“Business certainty is a central reason for achieving a carbon price, but community certainty is no less important,” Brown declared at the joint Labor-Greens press conference on Monday. “We’ll be searching out a best way forward in these deliberations and I feel very confident we share a common goal in doing that. We will go back to our party room at the end of this process and also deliberate on the outcome, but we are looking forward with optimism to agreement.”
The Greens’ leader stressed that he and Milne had not insisted on any preconditions for joining the committee, including on the issue of carbon emissions reduction targets. The Labor government has pledged a reduction of greenhouse gas emissions of just 5 percent below 2000 levels by 2020, whereas the Greens’ stated policy is for cuts of between 25 and 40 percent, as advised by the 2007 UN Intergovernmental Panel on Climate Change (IPCC) report. Brown and Milne’s willingness to align themselves with the government and help impose a pro-market climate mechanism, irrespective of what potential cuts to emissions are actually involved, points to the bankruptcy of the Greens’ boasts of being defenders of the environment.
The Greens’ role has been applauded in business circles. The Australian Financial Review’s front page article on Tuesday was headlined “Greens pave way for climate deal”, while an accompanying comment by political editor Laura Tingle added that Brown’s “flexibility” on emissions targets “should be an encouraging sign to business about how the pragmatic interests of both Labor and the Greens—along with the independents—in making the minority government work will apply in practice”.

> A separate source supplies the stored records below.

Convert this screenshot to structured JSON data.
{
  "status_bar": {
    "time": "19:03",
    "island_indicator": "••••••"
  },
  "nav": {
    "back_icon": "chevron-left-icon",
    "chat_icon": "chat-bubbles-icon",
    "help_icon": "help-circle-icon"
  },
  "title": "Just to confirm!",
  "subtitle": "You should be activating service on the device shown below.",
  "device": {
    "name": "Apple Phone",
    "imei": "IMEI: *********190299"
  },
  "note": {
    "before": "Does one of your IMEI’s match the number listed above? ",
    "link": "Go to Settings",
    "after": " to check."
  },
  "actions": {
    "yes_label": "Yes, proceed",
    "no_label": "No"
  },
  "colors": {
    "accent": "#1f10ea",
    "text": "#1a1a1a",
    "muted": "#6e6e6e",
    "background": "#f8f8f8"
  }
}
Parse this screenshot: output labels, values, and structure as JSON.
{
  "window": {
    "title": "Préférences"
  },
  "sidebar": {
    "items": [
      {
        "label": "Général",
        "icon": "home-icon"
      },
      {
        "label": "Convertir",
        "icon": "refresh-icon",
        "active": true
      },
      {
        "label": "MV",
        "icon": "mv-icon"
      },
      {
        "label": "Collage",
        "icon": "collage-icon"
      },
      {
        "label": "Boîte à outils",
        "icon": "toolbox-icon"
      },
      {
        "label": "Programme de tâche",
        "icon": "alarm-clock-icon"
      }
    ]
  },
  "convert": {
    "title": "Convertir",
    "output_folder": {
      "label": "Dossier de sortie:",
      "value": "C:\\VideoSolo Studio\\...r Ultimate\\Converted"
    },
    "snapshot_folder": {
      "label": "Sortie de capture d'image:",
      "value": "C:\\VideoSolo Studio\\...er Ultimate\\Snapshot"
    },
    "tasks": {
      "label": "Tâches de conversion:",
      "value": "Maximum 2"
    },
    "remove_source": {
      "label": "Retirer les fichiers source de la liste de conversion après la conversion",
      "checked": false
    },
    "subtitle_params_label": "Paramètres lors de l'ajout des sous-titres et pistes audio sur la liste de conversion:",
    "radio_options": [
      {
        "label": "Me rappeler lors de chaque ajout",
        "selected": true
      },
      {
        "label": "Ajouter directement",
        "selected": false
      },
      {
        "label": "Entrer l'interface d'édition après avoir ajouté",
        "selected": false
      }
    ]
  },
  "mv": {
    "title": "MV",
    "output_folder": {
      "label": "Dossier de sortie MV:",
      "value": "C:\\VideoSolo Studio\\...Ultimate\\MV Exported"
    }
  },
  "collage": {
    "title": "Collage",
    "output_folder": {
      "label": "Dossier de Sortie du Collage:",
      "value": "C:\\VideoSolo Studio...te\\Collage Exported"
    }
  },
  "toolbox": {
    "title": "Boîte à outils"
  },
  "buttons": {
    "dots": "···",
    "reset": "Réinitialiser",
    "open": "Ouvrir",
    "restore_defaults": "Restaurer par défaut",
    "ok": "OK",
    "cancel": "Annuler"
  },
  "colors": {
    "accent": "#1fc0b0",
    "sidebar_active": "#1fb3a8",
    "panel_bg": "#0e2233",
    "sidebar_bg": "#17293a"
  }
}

The Australian Financial Review (AFR) followed this assessment with an editorial on Wednesday, titled “A carbon price is inevitable”, aimed directly at the Liberal-National coalition. Gillard had offered both the Liberals and the Nationals places on the climate change committee, but opposition leader Tony Abbott refused. The coalition, the AFR insisted: “will have to abandon its opposition to ‘a great big new tax’, acknowledge that a carbon price is inevitable and desirable, and lend its weight to the effort to find the best formula. There is opposition and there is opposition for opposition’s sake, but this is a necessary reform that the coalition should support.”
Liberal leader Tony Abbott won the party leadership after ousting Malcolm Turnbull last December on the basis of opposing draft legislation for an emissions trading scheme negotiated, and jointly supported, by Rudd and Turnbull. Abbott enjoyed the backing of powerful fossil fuel industrial concerns, including the coal-fired electricity generators and sections of the mining industry. But Kloppers’ intervention in favour of a carbon tax, since backed by other key CEOs, reflects a developing business consensus around the need for a carbon price.
Renewed infighting within the opposition is likely to emerge as Abbott comes under pressure to modify his stance. Turnbull has never repudiated his support for an ETS and publicly welcomed Kloppers’ speech. The Labor government is attempting to stoke divisions, with Gillard calling on Abbott to nominate his predecessor, as “a man who’s passionate about climate change and putting a price on carbon”, to join the committee.